Résumé : Purpose: Several software packages are commercially available for quantification of left ventricular ejection fraction (LVEF) and volumes from myocardial gated single-photon emission computed tomography (SPECT), all of which display a high reproducibility. However, their accuracy has been questioned in patients with a small heart. This study aimed to evaluate the performances of different software and the influence of modifications in acquisition or reconstruction parameters on LVEF and volume measurements, depending on the heart size. Methods: In 31 patients referred for gated SPECT, 642 and 1282 matrix acquisitions were consecutively obtained. After reconstruction by filtered back-projection (Butterworth, 0.4, 0.5 or 0.6 cycles/cm cut-off, order 6), LVEF and volumes were computed with different software [three versions of Quantitative Gated SPECT (QGS), the Emory Cardiac Toolbox (ECT) and the Stanford University (SU-Segami) Medical School algorithm] and processing workstations. Depending upon their endsystolic volume (ESV), patients were classified into two groups: group I (ESV>30 ml, n=14) and group II (ESV<30 ml, n=17). Agreement between the different software packages and the influence of matrix size and sharpness of the filter on LVEF and volumes were evaluated in both groups. Results: In group I, the correlation coefficients between the different methods ranged from 0.82 to 0.94 except for SU-Segami (r=0.17), and were slightly lower for volumes than for LVEF. Mean differences between the methods were not significant, except for ECT, with which LVEF values were systematically higher by more than 10%. Changes in matrix size had no significant influence on LVEF or volumes. On the other hand, a sharper filter was associated with significantly larger volume values though this did not usually result in significant changes in LVEF. In group II, many patients had an LVEF in the higher range. The correlation coefficients between the different methods ranged between 0.80 and 0.96 except for SU-Segami (r=0.49), and were slightly worse for volumes than for LVEF values. In contrast to group I, however, inter-method variability was quite large and most mean LVEF differences were significant. LVEF was systematically highest with ECT and lowest with SU-Segami. With QGS, changes in matrix size from 642 to 1282 were associated with significantly larger volumes as well as lower LVEF values. Increasing the filter cut-off frequency had the same effect. With SU-Segami, a larger matrix was associated with larger end-diastolic volumes and smaller ESVs, resulting in a highly significant increase in LVEF. Increasing the filter sharpness, on the other hand, had no influence on LVEF though the measured volumes were significantly larger.
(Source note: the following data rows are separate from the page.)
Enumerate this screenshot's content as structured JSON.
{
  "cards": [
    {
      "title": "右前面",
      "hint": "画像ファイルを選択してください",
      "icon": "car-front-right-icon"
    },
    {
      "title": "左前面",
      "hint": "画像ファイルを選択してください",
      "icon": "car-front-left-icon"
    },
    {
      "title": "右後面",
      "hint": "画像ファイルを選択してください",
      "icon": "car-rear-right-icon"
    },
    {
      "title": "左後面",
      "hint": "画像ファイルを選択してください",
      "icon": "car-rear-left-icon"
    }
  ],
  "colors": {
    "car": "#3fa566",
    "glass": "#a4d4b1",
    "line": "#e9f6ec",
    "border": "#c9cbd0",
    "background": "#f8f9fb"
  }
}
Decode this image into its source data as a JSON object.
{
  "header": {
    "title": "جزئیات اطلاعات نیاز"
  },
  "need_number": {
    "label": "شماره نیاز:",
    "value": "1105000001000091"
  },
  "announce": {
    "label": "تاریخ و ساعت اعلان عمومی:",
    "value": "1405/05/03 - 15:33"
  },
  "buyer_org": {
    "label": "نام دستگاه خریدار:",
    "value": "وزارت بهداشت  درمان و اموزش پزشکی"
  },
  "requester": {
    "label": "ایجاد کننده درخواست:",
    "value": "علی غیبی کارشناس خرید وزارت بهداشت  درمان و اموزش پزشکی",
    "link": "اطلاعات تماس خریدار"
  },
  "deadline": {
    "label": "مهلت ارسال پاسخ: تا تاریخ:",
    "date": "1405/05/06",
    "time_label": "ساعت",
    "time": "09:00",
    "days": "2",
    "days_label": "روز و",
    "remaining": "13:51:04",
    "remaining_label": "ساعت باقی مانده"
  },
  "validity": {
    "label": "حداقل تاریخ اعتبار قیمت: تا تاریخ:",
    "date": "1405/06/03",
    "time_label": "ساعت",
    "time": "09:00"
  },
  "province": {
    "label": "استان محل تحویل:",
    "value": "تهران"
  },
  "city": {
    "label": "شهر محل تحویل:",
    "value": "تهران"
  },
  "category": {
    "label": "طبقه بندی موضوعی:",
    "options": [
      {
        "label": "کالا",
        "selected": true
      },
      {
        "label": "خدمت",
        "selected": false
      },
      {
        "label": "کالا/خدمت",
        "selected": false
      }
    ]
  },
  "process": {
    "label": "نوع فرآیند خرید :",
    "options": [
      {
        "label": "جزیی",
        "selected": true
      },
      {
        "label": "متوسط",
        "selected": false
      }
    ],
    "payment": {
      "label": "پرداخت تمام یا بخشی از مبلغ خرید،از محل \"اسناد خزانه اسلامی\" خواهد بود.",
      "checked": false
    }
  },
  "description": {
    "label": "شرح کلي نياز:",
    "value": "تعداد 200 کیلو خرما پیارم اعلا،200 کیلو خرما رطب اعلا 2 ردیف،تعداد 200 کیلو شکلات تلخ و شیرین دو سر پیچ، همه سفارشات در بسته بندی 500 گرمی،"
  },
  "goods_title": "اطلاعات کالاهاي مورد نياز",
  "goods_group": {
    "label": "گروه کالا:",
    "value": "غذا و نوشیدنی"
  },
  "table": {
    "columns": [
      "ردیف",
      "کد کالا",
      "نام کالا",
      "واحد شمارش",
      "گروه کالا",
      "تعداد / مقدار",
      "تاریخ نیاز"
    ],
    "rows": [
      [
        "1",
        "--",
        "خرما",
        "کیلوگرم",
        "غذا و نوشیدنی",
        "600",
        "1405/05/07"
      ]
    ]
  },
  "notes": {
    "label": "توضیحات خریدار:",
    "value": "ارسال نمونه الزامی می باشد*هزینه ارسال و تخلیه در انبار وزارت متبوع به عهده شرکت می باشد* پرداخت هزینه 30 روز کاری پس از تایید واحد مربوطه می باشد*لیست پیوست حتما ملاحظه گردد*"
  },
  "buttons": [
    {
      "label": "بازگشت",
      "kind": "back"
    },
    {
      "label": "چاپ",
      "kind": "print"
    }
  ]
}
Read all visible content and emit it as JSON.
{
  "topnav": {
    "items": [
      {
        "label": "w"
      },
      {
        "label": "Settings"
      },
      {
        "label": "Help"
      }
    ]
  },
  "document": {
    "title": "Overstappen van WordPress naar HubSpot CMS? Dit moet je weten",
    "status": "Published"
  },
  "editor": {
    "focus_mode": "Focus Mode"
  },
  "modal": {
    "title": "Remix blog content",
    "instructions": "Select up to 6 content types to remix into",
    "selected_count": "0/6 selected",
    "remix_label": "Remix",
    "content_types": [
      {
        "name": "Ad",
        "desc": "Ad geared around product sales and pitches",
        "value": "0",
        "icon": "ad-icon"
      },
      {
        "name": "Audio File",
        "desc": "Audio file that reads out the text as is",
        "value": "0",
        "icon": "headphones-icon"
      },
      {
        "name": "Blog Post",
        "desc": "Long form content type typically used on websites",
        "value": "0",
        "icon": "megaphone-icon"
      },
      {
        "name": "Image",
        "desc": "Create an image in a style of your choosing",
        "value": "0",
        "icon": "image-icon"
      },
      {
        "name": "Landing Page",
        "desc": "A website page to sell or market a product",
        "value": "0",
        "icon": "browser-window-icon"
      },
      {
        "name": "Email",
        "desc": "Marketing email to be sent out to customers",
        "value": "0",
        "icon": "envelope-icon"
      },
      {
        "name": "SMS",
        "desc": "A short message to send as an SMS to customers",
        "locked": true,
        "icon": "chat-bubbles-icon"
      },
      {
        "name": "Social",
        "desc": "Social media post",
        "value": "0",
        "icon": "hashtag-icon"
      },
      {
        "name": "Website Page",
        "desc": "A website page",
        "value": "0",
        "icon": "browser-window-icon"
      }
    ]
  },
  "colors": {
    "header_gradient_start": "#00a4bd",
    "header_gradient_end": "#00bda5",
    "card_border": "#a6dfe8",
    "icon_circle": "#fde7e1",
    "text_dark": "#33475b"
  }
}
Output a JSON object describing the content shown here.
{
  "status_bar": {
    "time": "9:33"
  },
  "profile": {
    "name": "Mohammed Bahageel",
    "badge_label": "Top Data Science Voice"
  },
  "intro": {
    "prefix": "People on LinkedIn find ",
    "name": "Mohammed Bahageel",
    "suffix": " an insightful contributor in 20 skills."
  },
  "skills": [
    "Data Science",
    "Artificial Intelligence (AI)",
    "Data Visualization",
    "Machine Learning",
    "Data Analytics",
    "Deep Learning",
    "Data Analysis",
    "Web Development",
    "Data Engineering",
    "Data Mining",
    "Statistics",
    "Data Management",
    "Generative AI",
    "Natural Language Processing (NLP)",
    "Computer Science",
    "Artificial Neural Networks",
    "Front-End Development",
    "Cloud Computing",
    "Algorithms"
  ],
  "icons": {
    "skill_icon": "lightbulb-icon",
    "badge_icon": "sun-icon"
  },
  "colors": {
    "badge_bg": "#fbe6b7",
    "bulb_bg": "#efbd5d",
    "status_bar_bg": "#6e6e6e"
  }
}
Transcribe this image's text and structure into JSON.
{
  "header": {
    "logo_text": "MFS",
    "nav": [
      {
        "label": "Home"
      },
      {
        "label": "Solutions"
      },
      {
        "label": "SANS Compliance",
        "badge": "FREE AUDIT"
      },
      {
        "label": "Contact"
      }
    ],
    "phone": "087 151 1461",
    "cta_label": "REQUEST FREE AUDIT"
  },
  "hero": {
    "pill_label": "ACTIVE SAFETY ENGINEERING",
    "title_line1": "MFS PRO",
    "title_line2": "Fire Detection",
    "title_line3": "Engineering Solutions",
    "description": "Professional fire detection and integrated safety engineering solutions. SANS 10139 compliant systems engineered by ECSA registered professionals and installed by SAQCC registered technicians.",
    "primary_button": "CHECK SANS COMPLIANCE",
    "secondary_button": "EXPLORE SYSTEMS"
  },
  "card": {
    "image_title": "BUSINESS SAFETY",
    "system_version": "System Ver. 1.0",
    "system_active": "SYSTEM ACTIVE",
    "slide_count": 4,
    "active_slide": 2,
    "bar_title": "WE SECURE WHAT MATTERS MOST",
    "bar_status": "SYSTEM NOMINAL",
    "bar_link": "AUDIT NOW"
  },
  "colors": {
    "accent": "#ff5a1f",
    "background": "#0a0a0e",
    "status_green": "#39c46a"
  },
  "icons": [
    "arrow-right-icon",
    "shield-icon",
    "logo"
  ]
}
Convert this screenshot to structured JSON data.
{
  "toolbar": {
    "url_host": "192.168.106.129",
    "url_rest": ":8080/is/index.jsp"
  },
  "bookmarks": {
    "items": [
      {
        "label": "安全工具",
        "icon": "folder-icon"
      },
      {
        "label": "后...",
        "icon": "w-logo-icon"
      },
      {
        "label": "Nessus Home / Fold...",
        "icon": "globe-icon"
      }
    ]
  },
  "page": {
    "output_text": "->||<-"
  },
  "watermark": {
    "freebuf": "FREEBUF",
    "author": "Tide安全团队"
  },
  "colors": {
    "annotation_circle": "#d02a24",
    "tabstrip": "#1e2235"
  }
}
Conclusion: In patients with a normal-sized heart, LVEF and volume estimates computed from different commercially available software packages for quantitative gated SPECT are well correlated. LVEF and volumes are only slightly sensitive to changes in matrix size. Smoothing, by contrast, is associated with significant changes in volumes but usually not in LVEF values. However, owing to the specific characteristics of each algorithm, software should not be interchanged for follow-up in an individual patient. In small hearts, on the other hand, both the used software and the matrix size or smoothing significantly influence the results of quantitative gated SPECT. LVEF values in the higher range are frequently observed with all the studied software except for SU-Segami. A larger matrix or a sharper filter could be suggested to enhance the accuracy of most commercial software, more particularly in patients with a small heart. © Springer-Verlag 2004.